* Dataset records
*** Block opens ***

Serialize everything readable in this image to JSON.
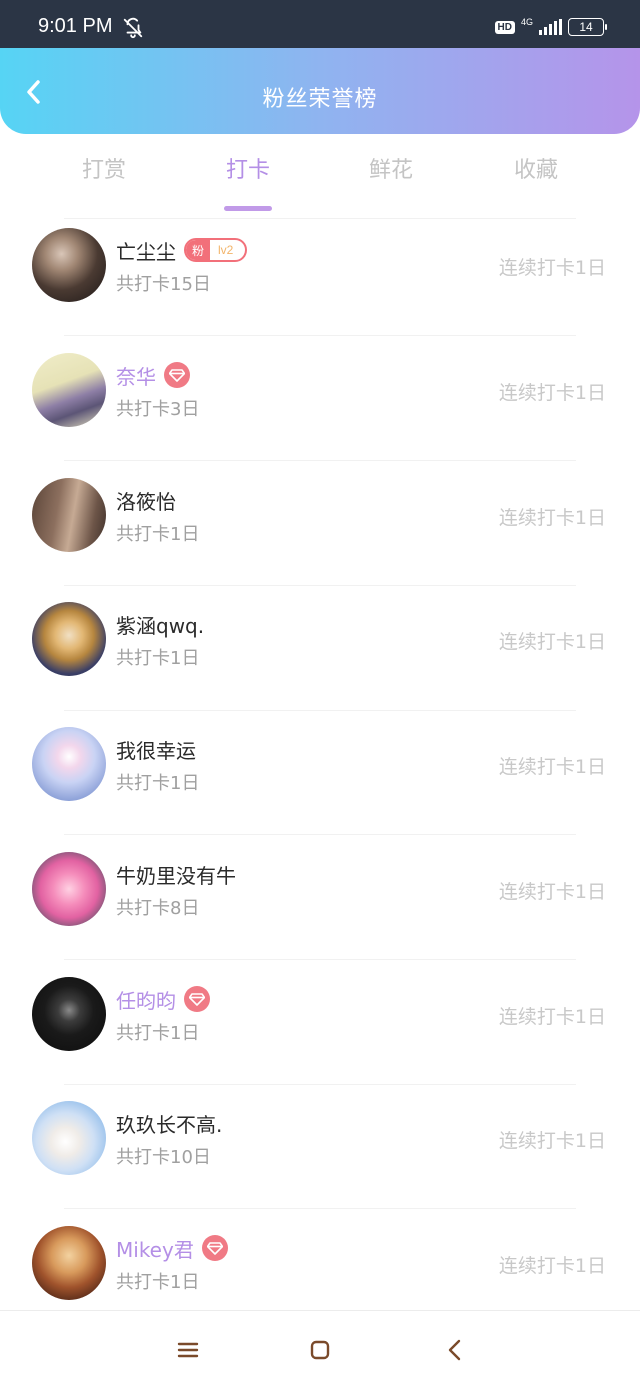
{
  "status_bar": {
    "time": "9:01 PM",
    "hd": "HD",
    "network": "4G",
    "battery": "14"
  },
  "header": {
    "title": "粉丝荣誉榜"
  },
  "tabs": [
    {
      "label": "打赏",
      "active": false
    },
    {
      "label": "打卡",
      "active": true
    },
    {
      "label": "鲜花",
      "active": false
    },
    {
      "label": "收藏",
      "active": false
    }
  ],
  "badges": {
    "fan_tag": "粉",
    "fan_level": "lv2"
  },
  "list": [
    {
      "name": "亡尘尘",
      "total": "共打卡15日",
      "streak": "连续打卡1日",
      "badge": "fan",
      "vip": false
    },
    {
      "name": "奈华",
      "total": "共打卡3日",
      "streak": "连续打卡1日",
      "badge": "diamond",
      "vip": true
    },
    {
      "name": "洛筱怡",
      "total": "共打卡1日",
      "streak": "连续打卡1日",
      "badge": "none",
      "vip": false
    },
    {
      "name": "紫涵qwq.",
      "total": "共打卡1日",
      "streak": "连续打卡1日",
      "badge": "none",
      "vip": false
    },
    {
      "name": "我很幸运",
      "total": "共打卡1日",
      "streak": "连续打卡1日",
      "badge": "none",
      "vip": false
    },
    {
      "name": "牛奶里没有牛",
      "total": "共打卡8日",
      "streak": "连续打卡1日",
      "badge": "none",
      "vip": false
    },
    {
      "name": "任昀昀",
      "total": "共打卡1日",
      "streak": "连续打卡1日",
      "badge": "diamond",
      "vip": true
    },
    {
      "name": "玖玖长不高.",
      "total": "共打卡10日",
      "streak": "连续打卡1日",
      "badge": "none",
      "vip": false
    },
    {
      "name": "Mikey君",
      "total": "共打卡1日",
      "streak": "连续打卡1日",
      "badge": "diamond",
      "vip": true
    }
  ],
  "colors": {
    "accent": "#b48fe6",
    "header_gradient_start": "#56d4f4",
    "header_gradient_end": "#b594ea",
    "badge_red": "#f2707a"
  }
}
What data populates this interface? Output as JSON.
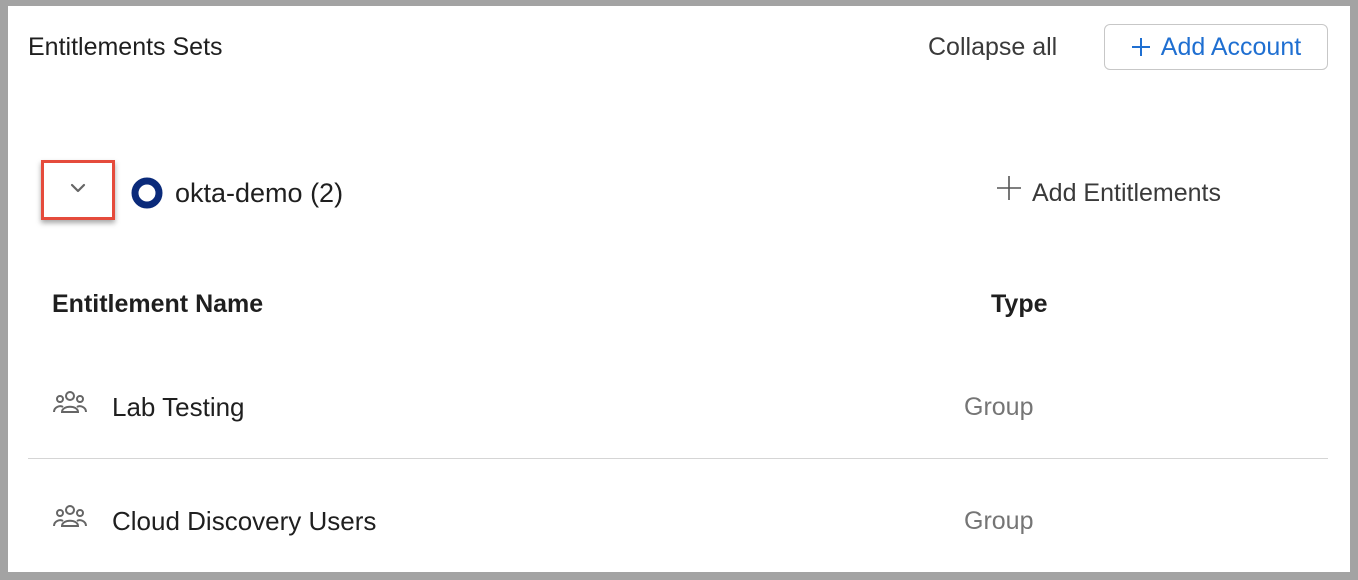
{
  "header": {
    "title": "Entitlements Sets",
    "collapse_label": "Collapse all",
    "add_account_label": "Add Account"
  },
  "colors": {
    "accent": "#1f6fd1",
    "highlight": "#e54b3c",
    "okta_blue": "#0a2a7a"
  },
  "account": {
    "name": "okta-demo (2)",
    "icon": "okta-logo",
    "expand_icon": "chevron-down-icon",
    "add_entitlements_label": "Add Entitlements"
  },
  "table": {
    "columns": [
      "Entitlement Name",
      "Type"
    ],
    "rows": [
      {
        "icon": "group-icon",
        "name": "Lab Testing",
        "type": "Group"
      },
      {
        "icon": "group-icon",
        "name": "Cloud Discovery Users",
        "type": "Group"
      }
    ]
  }
}
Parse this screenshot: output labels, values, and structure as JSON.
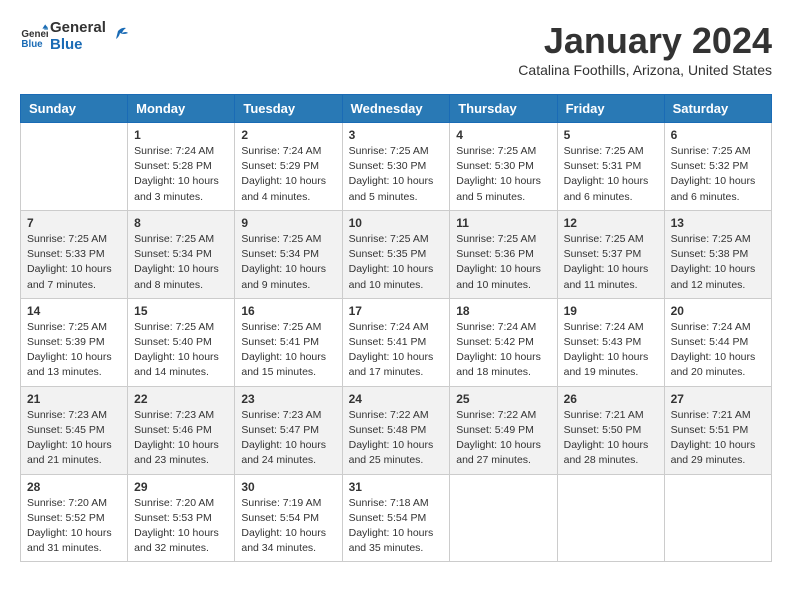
{
  "header": {
    "logo_line1": "General",
    "logo_line2": "Blue",
    "month_title": "January 2024",
    "location": "Catalina Foothills, Arizona, United States"
  },
  "days_of_week": [
    "Sunday",
    "Monday",
    "Tuesday",
    "Wednesday",
    "Thursday",
    "Friday",
    "Saturday"
  ],
  "weeks": [
    [
      {
        "day": "",
        "info": ""
      },
      {
        "day": "1",
        "info": "Sunrise: 7:24 AM\nSunset: 5:28 PM\nDaylight: 10 hours\nand 3 minutes."
      },
      {
        "day": "2",
        "info": "Sunrise: 7:24 AM\nSunset: 5:29 PM\nDaylight: 10 hours\nand 4 minutes."
      },
      {
        "day": "3",
        "info": "Sunrise: 7:25 AM\nSunset: 5:30 PM\nDaylight: 10 hours\nand 5 minutes."
      },
      {
        "day": "4",
        "info": "Sunrise: 7:25 AM\nSunset: 5:30 PM\nDaylight: 10 hours\nand 5 minutes."
      },
      {
        "day": "5",
        "info": "Sunrise: 7:25 AM\nSunset: 5:31 PM\nDaylight: 10 hours\nand 6 minutes."
      },
      {
        "day": "6",
        "info": "Sunrise: 7:25 AM\nSunset: 5:32 PM\nDaylight: 10 hours\nand 6 minutes."
      }
    ],
    [
      {
        "day": "7",
        "info": "Sunrise: 7:25 AM\nSunset: 5:33 PM\nDaylight: 10 hours\nand 7 minutes."
      },
      {
        "day": "8",
        "info": "Sunrise: 7:25 AM\nSunset: 5:34 PM\nDaylight: 10 hours\nand 8 minutes."
      },
      {
        "day": "9",
        "info": "Sunrise: 7:25 AM\nSunset: 5:34 PM\nDaylight: 10 hours\nand 9 minutes."
      },
      {
        "day": "10",
        "info": "Sunrise: 7:25 AM\nSunset: 5:35 PM\nDaylight: 10 hours\nand 10 minutes."
      },
      {
        "day": "11",
        "info": "Sunrise: 7:25 AM\nSunset: 5:36 PM\nDaylight: 10 hours\nand 10 minutes."
      },
      {
        "day": "12",
        "info": "Sunrise: 7:25 AM\nSunset: 5:37 PM\nDaylight: 10 hours\nand 11 minutes."
      },
      {
        "day": "13",
        "info": "Sunrise: 7:25 AM\nSunset: 5:38 PM\nDaylight: 10 hours\nand 12 minutes."
      }
    ],
    [
      {
        "day": "14",
        "info": "Sunrise: 7:25 AM\nSunset: 5:39 PM\nDaylight: 10 hours\nand 13 minutes."
      },
      {
        "day": "15",
        "info": "Sunrise: 7:25 AM\nSunset: 5:40 PM\nDaylight: 10 hours\nand 14 minutes."
      },
      {
        "day": "16",
        "info": "Sunrise: 7:25 AM\nSunset: 5:41 PM\nDaylight: 10 hours\nand 15 minutes."
      },
      {
        "day": "17",
        "info": "Sunrise: 7:24 AM\nSunset: 5:41 PM\nDaylight: 10 hours\nand 17 minutes."
      },
      {
        "day": "18",
        "info": "Sunrise: 7:24 AM\nSunset: 5:42 PM\nDaylight: 10 hours\nand 18 minutes."
      },
      {
        "day": "19",
        "info": "Sunrise: 7:24 AM\nSunset: 5:43 PM\nDaylight: 10 hours\nand 19 minutes."
      },
      {
        "day": "20",
        "info": "Sunrise: 7:24 AM\nSunset: 5:44 PM\nDaylight: 10 hours\nand 20 minutes."
      }
    ],
    [
      {
        "day": "21",
        "info": "Sunrise: 7:23 AM\nSunset: 5:45 PM\nDaylight: 10 hours\nand 21 minutes."
      },
      {
        "day": "22",
        "info": "Sunrise: 7:23 AM\nSunset: 5:46 PM\nDaylight: 10 hours\nand 23 minutes."
      },
      {
        "day": "23",
        "info": "Sunrise: 7:23 AM\nSunset: 5:47 PM\nDaylight: 10 hours\nand 24 minutes."
      },
      {
        "day": "24",
        "info": "Sunrise: 7:22 AM\nSunset: 5:48 PM\nDaylight: 10 hours\nand 25 minutes."
      },
      {
        "day": "25",
        "info": "Sunrise: 7:22 AM\nSunset: 5:49 PM\nDaylight: 10 hours\nand 27 minutes."
      },
      {
        "day": "26",
        "info": "Sunrise: 7:21 AM\nSunset: 5:50 PM\nDaylight: 10 hours\nand 28 minutes."
      },
      {
        "day": "27",
        "info": "Sunrise: 7:21 AM\nSunset: 5:51 PM\nDaylight: 10 hours\nand 29 minutes."
      }
    ],
    [
      {
        "day": "28",
        "info": "Sunrise: 7:20 AM\nSunset: 5:52 PM\nDaylight: 10 hours\nand 31 minutes."
      },
      {
        "day": "29",
        "info": "Sunrise: 7:20 AM\nSunset: 5:53 PM\nDaylight: 10 hours\nand 32 minutes."
      },
      {
        "day": "30",
        "info": "Sunrise: 7:19 AM\nSunset: 5:54 PM\nDaylight: 10 hours\nand 34 minutes."
      },
      {
        "day": "31",
        "info": "Sunrise: 7:18 AM\nSunset: 5:54 PM\nDaylight: 10 hours\nand 35 minutes."
      },
      {
        "day": "",
        "info": ""
      },
      {
        "day": "",
        "info": ""
      },
      {
        "day": "",
        "info": ""
      }
    ]
  ]
}
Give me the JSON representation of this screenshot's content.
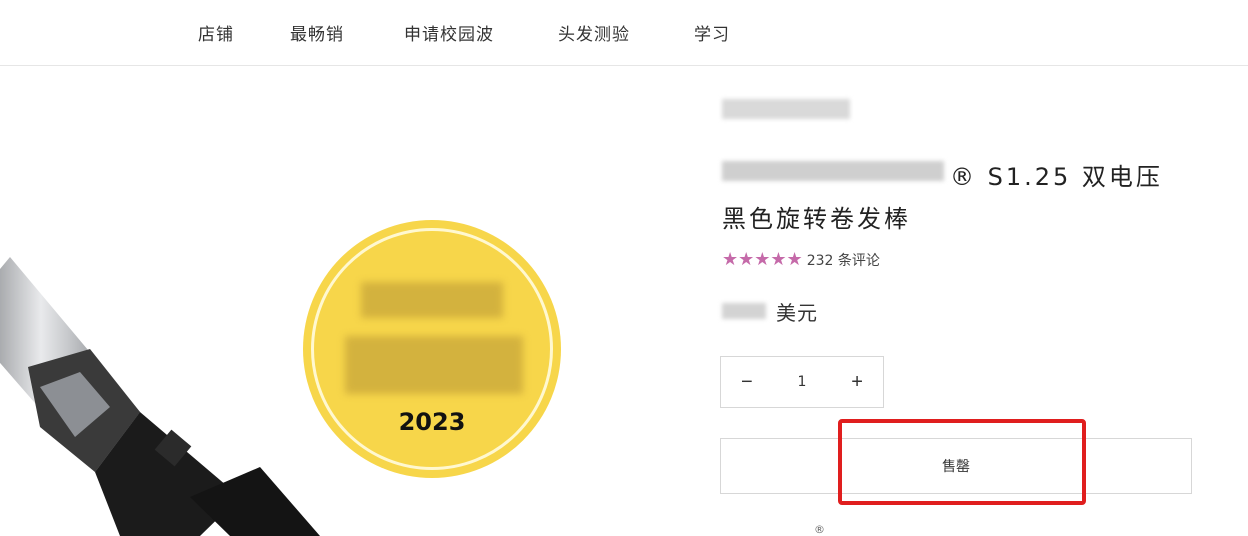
{
  "nav": {
    "items": [
      {
        "label": "店铺"
      },
      {
        "label": "最畅销"
      },
      {
        "label": "申请校园波"
      },
      {
        "label": "头发测验"
      },
      {
        "label": "学习"
      }
    ]
  },
  "media": {
    "badge": {
      "year": "2023",
      "color": "#f7d64a"
    }
  },
  "product": {
    "title_line1": "® S1.25 双电压",
    "title_line2": "黑色旋转卷发棒",
    "rating": {
      "stars": "★★★★★",
      "value": 5,
      "review_text": "232 条评论",
      "star_color": "#c56aa9"
    },
    "price": {
      "unit": "美元"
    },
    "quantity": {
      "decrease": "−",
      "value": "1",
      "increase": "+"
    },
    "sold_out_label": "售罄",
    "footnote_mark": "®"
  },
  "colors": {
    "highlight": "#e01e1e",
    "border": "#d7d7d7"
  }
}
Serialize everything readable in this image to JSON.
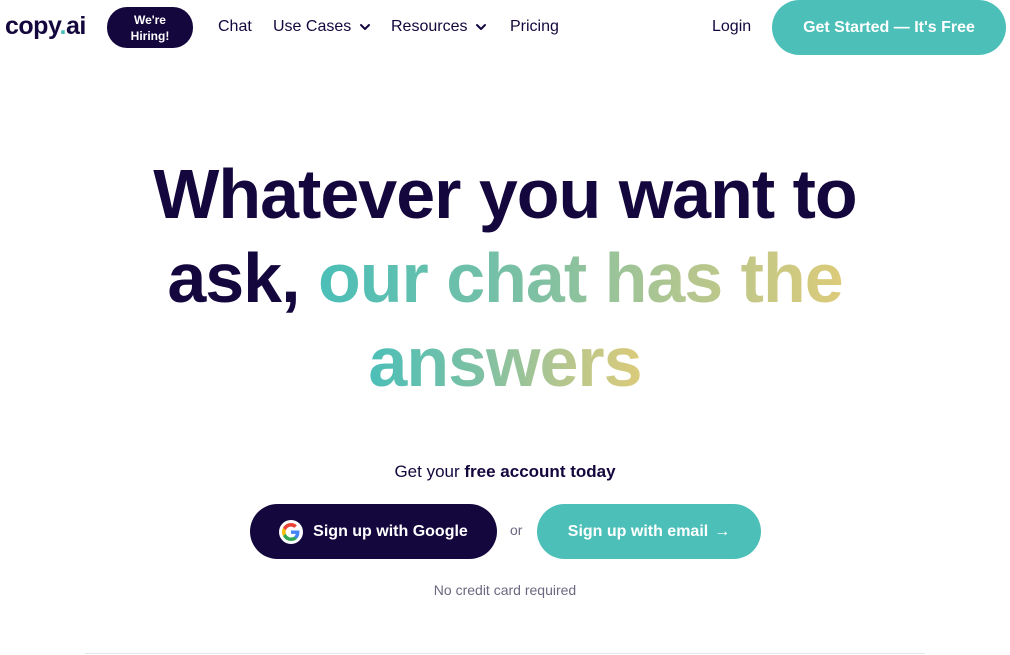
{
  "nav": {
    "logo_main": "copy",
    "logo_dot": ".",
    "logo_suffix": "ai",
    "hiring_badge_line1": "We're",
    "hiring_badge_line2": "Hiring!",
    "links": [
      {
        "label": "Chat"
      },
      {
        "label": "Use Cases"
      },
      {
        "label": "Resources"
      },
      {
        "label": "Pricing"
      }
    ],
    "login_label": "Login",
    "cta_label": "Get Started — It's Free"
  },
  "hero": {
    "headline_dark_1": "Whatever you want to",
    "headline_dark_2": "ask,",
    "headline_gradient_1": "our chat has the",
    "headline_gradient_2": "answers",
    "subline_prefix": "Get your",
    "subline_bold": "free account today",
    "google_button_label": "Sign up with Google",
    "or_label": "or",
    "email_button_label": "Sign up with email",
    "email_arrow": "→",
    "note": "No credit card required"
  },
  "colors": {
    "brand_dark": "#14073d",
    "brand_teal": "#4bbfb8",
    "gradient_end": "#dccb7a"
  }
}
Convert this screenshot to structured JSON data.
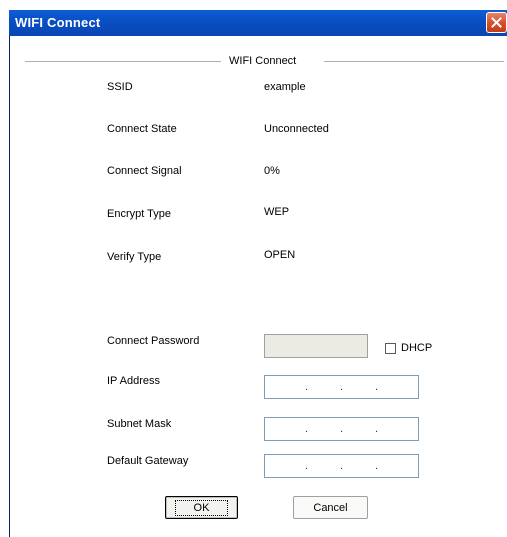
{
  "window": {
    "title": "WIFI Connect"
  },
  "group": {
    "title": "WIFI Connect"
  },
  "info": {
    "ssid_label": "SSID",
    "ssid_value": "example",
    "state_label": "Connect State",
    "state_value": "Unconnected",
    "signal_label": "Connect Signal",
    "signal_value": "0%",
    "encrypt_label": "Encrypt Type",
    "encrypt_value": "WEP",
    "verify_label": "Verify Type",
    "verify_value": "OPEN"
  },
  "form": {
    "password_label": "Connect Password",
    "password_value": "",
    "dhcp_label": "DHCP",
    "dhcp_checked": false,
    "ip_label": "IP Address",
    "subnet_label": "Subnet Mask",
    "gateway_label": "Default Gateway",
    "ip_separator": "."
  },
  "buttons": {
    "ok_label": "OK",
    "cancel_label": "Cancel"
  },
  "colors": {
    "titlebar": "#0a4fc4",
    "close_button": "#d8512c"
  }
}
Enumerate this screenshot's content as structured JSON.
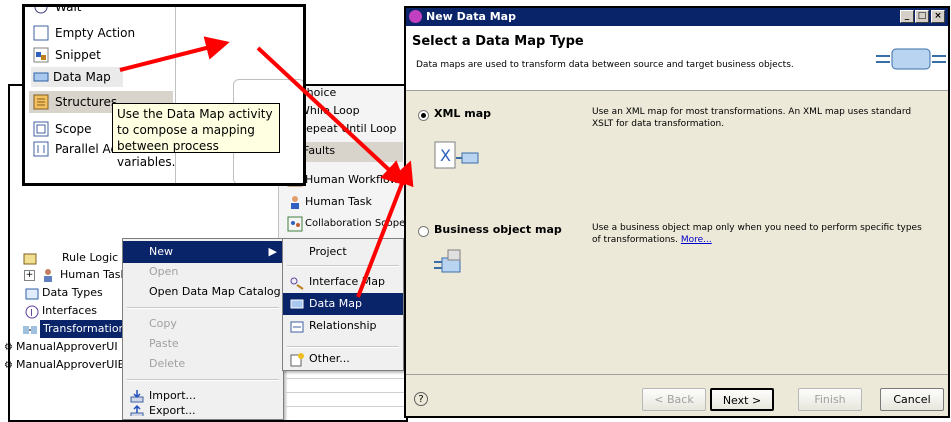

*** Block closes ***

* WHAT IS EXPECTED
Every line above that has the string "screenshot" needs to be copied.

* RESPONSE
Parse this screenshot: output labels, values, and structure as JSON.
Give me the JSON representation of this screenshot's content.
Convert this screenshot to structured JSON data.
Enumerate this screenshot's content as structured JSON.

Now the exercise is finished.